Since Acoustic guitars have a static bridge and a hollow body, these pins are all that is necessary to hold the ball end of the string. Since the ball of the string is pushed aside underneath the bridge, it’s pulling force cannot lift the pin and it stays in place.
Unique to electric
The pickups are basically magnets wrapped with copper wire that translate the magnetic vibrations of the strings to an electric current. These are not microphones.
Most electric guitars come with more than one pickup and the number, type and styles of the pickups vary. The selector enables the player to choose which pickups or which combination of pickups he wishes to use at the moment. That can be changed with a flick of the switch.
Simply a way to connect the pickups to an amplifier without which the electric guitar will not be heard
Tremolo/ Vibrato/ Whammy Bar
A tremolo bridge enables, with a push or pull of a lever, to loosen or stretch all six strings simultaneously and create a unique sound effect. Once the lever is let go of, normal tuning should return. Since the introduction of The Fender Stratocaster in 1954 the tremolo bridge has gained massive popularity and there is a very wide range of aftermarket Tremolo bars and Bridges of different mechanisms.

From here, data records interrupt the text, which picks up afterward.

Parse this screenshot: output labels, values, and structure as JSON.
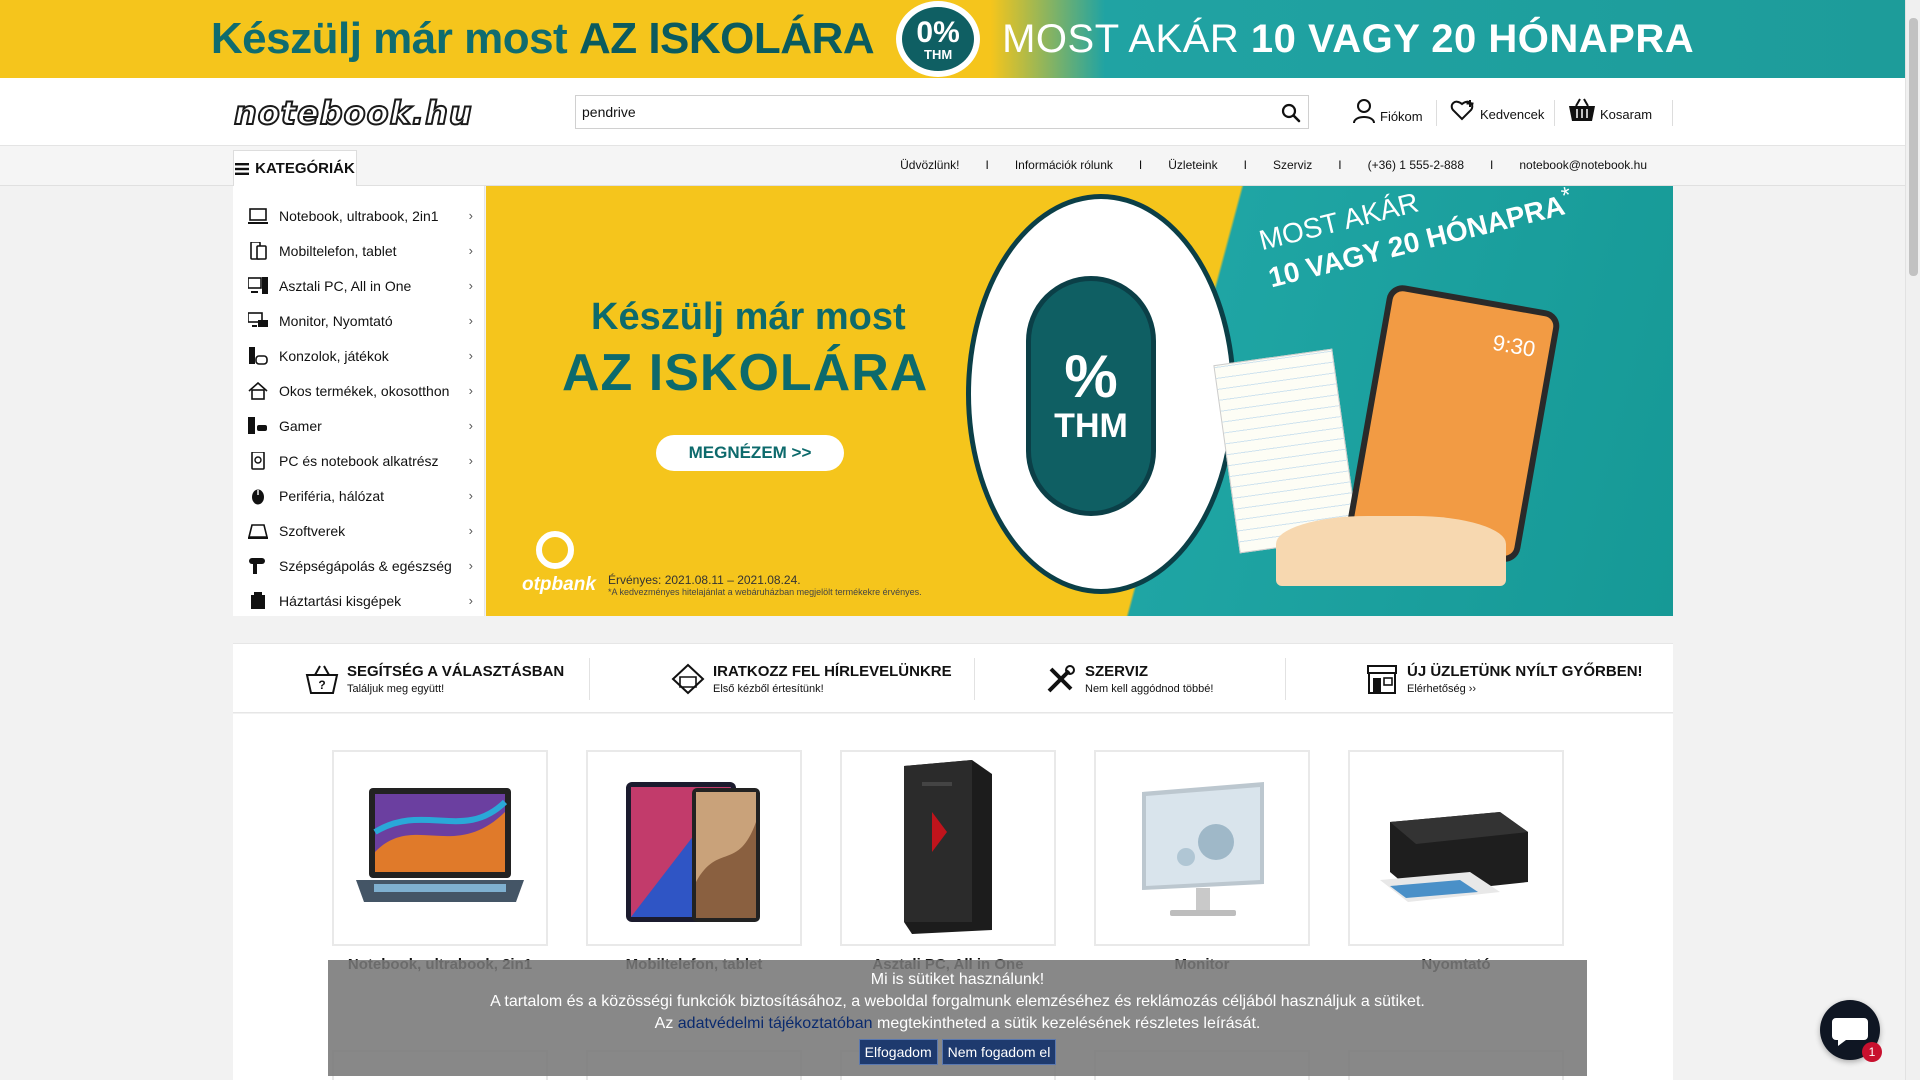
{
  "top_banner": {
    "left_prefix": "Készülj már most",
    "left_strong": "AZ ISKOLÁRA",
    "zero_pct": "0%",
    "zero_thm": "THM",
    "right_prefix": "MOST AKÁR",
    "right_strong": "10 VAGY 20 HÓNAPRA"
  },
  "header": {
    "logo_text": "notebook.hu",
    "search_value": "pendrive",
    "account_label": "Fiókom",
    "favorites_label": "Kedvencek",
    "cart_label": "Kosaram"
  },
  "nav": {
    "categories_button": "KATEGÓRIÁK",
    "links": [
      "Üdvözlünk!",
      "Információk rólunk",
      "Üzleteink",
      "Szerviz",
      "(+36) 1 555-2-888",
      "notebook@notebook.hu"
    ],
    "separator": "I"
  },
  "categories": [
    {
      "label": "Notebook, ultrabook, 2in1",
      "icon": "laptop-icon"
    },
    {
      "label": "Mobiltelefon, tablet",
      "icon": "phone-icon"
    },
    {
      "label": "Asztali PC, All in One",
      "icon": "desktop-icon"
    },
    {
      "label": "Monitor, Nyomtató",
      "icon": "monitor-printer-icon"
    },
    {
      "label": "Konzolok, játékok",
      "icon": "console-icon"
    },
    {
      "label": "Okos termékek, okosotthon",
      "icon": "smart-home-icon"
    },
    {
      "label": "Gamer",
      "icon": "gamer-icon"
    },
    {
      "label": "PC és notebook alkatrész",
      "icon": "component-icon"
    },
    {
      "label": "Periféria, hálózat",
      "icon": "mouse-icon"
    },
    {
      "label": "Szoftverek",
      "icon": "software-icon"
    },
    {
      "label": "Szépségápolás & egészség",
      "icon": "hairdryer-icon"
    },
    {
      "label": "Háztartási kisgépek",
      "icon": "appliance-icon"
    }
  ],
  "category_arrow": "›",
  "hero": {
    "line1": "Készülj már most",
    "line2": "AZ ISKOLÁRA",
    "button": "MEGNÉZEM >>",
    "promo_line1": "MOST AKÁR",
    "promo_line2": "10 VAGY 20 HÓNAPRA",
    "promo_star": "*",
    "zero_pct": "%",
    "zero_thm": "THM",
    "tablet_time": "9:30",
    "bank_name": "otpbank",
    "validity": "Érvényes: 2021.08.11 – 2021.08.24.",
    "footnote": "*A kedvezményes hitelajánlat a webáruházban megjelölt termékekre érvényes."
  },
  "info_items": [
    {
      "title": "SEGÍTSÉG A VÁLASZTÁSBAN",
      "sub": "Találjuk meg együtt!",
      "icon": "basket-help-icon"
    },
    {
      "title": "IRATKOZZ FEL HÍRLEVELÜNKRE",
      "sub": "Első kézből értesítünk!",
      "icon": "newsletter-icon"
    },
    {
      "title": "SZERVIZ",
      "sub": "Nem kell aggódnod többé!",
      "icon": "tools-icon"
    },
    {
      "title": "ÚJ ÜZLETÜNK NYÍLT GYŐRBEN!",
      "sub": "Elérhetőség ››",
      "icon": "store-icon"
    }
  ],
  "products": [
    {
      "label": "Notebook, ultrabook, 2in1",
      "icon": "laptop-image"
    },
    {
      "label": "Mobiltelefon, tablet",
      "icon": "tablet-image"
    },
    {
      "label": "Asztali PC, All in One",
      "icon": "pc-tower-image"
    },
    {
      "label": "Monitor",
      "icon": "monitor-image"
    },
    {
      "label": "Nyomtató",
      "icon": "printer-image"
    }
  ],
  "cookie": {
    "title": "Mi is sütiket használunk!",
    "line2": "A tartalom és a közösségi funkciók biztosításához, a weboldal forgalmunk elemzéséhez és reklámozás céljából használjuk a sütiket.",
    "line3_prefix": "Az",
    "line3_link": "adatvédelmi tájékoztatóban",
    "line3_suffix": "megtekintheted a sütik kezelésének részletes leírását.",
    "accept": "Elfogadom",
    "decline": "Nem fogadom el"
  },
  "chat": {
    "badge": "1"
  },
  "colors": {
    "banner_yellow": "#f5c51c",
    "banner_teal": "#1fa5a4",
    "brand_dark": "#0d6a6c",
    "cookie_button": "#1e3a6e",
    "badge_red": "#c8102e"
  }
}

Tone and Volume Knobs
There are different variations of controlling what type and strength of signal comes out of the output plug, but practically all electric guitars have the minimum controls for volume and tone. These are electric potentiometers the restrict and redistribute the electric current from the pickups to the output plug.
The Exception to the rule
These guitars are production guitars who do not adhere to the traditional or conventional.
The Gittler Guitar
This one pretty much defies everything I have just listed above. Gittler wanted to show that an electric does not need to be ‘constricted’ by the conventions of old guitars and got rid of all the unnecessary parts to be left with the bear minimum. Oh, and no wood.
The Steinberger guitars
Another distinctive design made from unconventional materials such as Graphite and Carbon Fiber these guitars are mostly noted for their Headless design.
Gibson EDS-1275 Double Neck
An extravagant model which combines a 6 string and a 12 string with an SG design. Made famous mostly by Jimmy Page when performing Stairway to Heaven and utilizing both neck.
What are the internal parts of an electric guitar?
There is not much hidden from the eye.
- As mentioned before, the neck has the metal Truss Rod Running through it.
- Under the Selector, Volume and Tone Nobs are the pots (Usually 250k or 500k), capacitors, the selector itself, and electric wiring.
- In case of a Tremolo Bridge, the spring system will usually run through the back of the guitar.